About the Medieval Monuments in Kosovo
Since the Medieval Monuments of Kosovo was extended in 2006, it now consists of four churches and monasteries that are of Serbian Orthodox origin. These churches are recognized for their outstanding universal value. The churches were founded and constructed for by the Nemanjic dynasty. This is considered the most powerful dynasty in Serbia during the Middle Ages. The site of the churches and monasteries are within the disputed region of Kosovo, which is part of the reason why it was named as one of the UNESCO World Heritage Sites in Danger. To this day, there is reinforced monitoring in the area.
When the Medieval Monuments in Kosovo was first named as a UNESCO site, it only consisted of the Decani Monastery. Two years after it was inscribed, the site was extended to include three other religious monuments: Patriarchate of Pec Monastery, Gracanica Monastery, and Our Lady of Ljevis.
You can learn more about each of these religious monuments and their cultural significance below:
Decani Monastery: Decani Monastery is a medieval Serbian Orthodox Christian monastery. This monastery was founded in the early 14th century. It is located on the foot of the Prokletije Mountains and is the first component of the UNESCO site Medieval Monuments in Kosovo.
Patriarchate of Pec Monastery: This is another medieval Serbian Orthodox Christian monastery that is part of the UNESCO site Medieval Monuments in Kosovo. This monastery was built in the 13th century and had an expansion a century later. It serves as the spiritual seat for the city of Pec. Meanwhile, it is also home to the mausoleum of archbishops and patriarchs in Serbia.
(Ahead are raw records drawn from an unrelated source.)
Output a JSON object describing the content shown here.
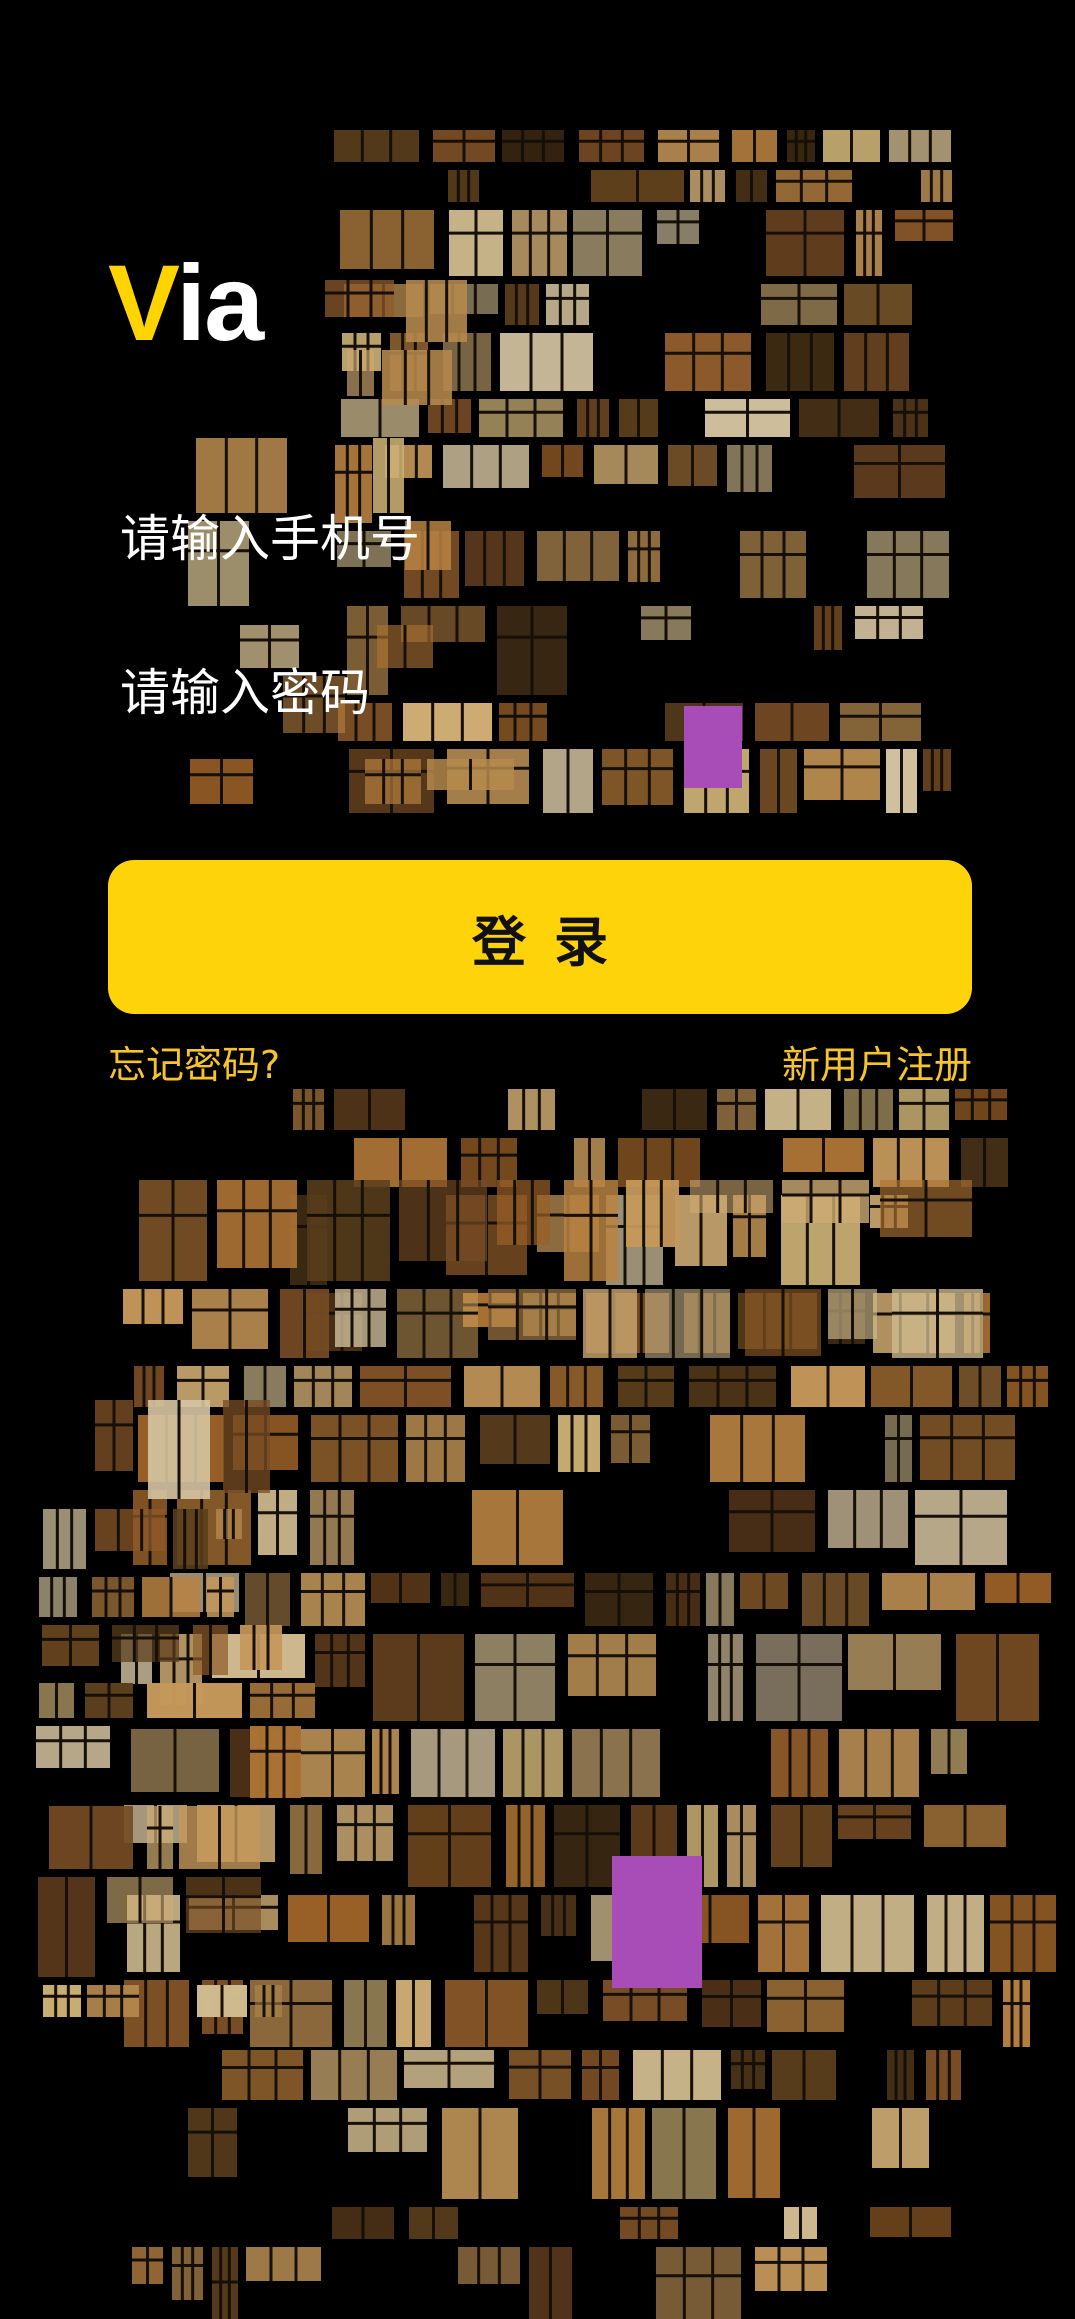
{
  "app": {
    "logo_letter": "V",
    "logo_rest": "ia"
  },
  "form": {
    "phone_placeholder": "请输入手机号",
    "password_placeholder": "请输入密码",
    "login_label": "登录",
    "forgot_label": "忘记密码?",
    "register_label": "新用户注册"
  },
  "background": {
    "description_icon": "lit-windows-collage",
    "colors": {
      "page": "#000000",
      "accent": "#FFD30A",
      "link": "#F7C52B",
      "window_warm": "#E8B36A",
      "window_dark": "#6B4A22",
      "window_purple": "#C65BD8"
    }
  }
}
Gracanica Monastery: This is another 14h century monastery that is part of the UNESCO site Medieval Monuments in Kosovo. This monastery was named Monument of Culture of Exceptional Importance in 1990. In addition, it is known as one of the last monumental endowments for King Milutin in Serbia.
Our Lady of Ljevis: Located in the town of Prizren, this is the final monument belonging to this UNESCO site. It was also constructed for by Serbian King Stefan Milutin in 1306 and was completed in 1309. However, this former Serbian Orthodox Christian church was converted into a mosque during the time of the Ottoman Empire. However, it was later converted back into a church by the 20th century.
View the complete list of UNESCO World Heritage Sites in Serbia.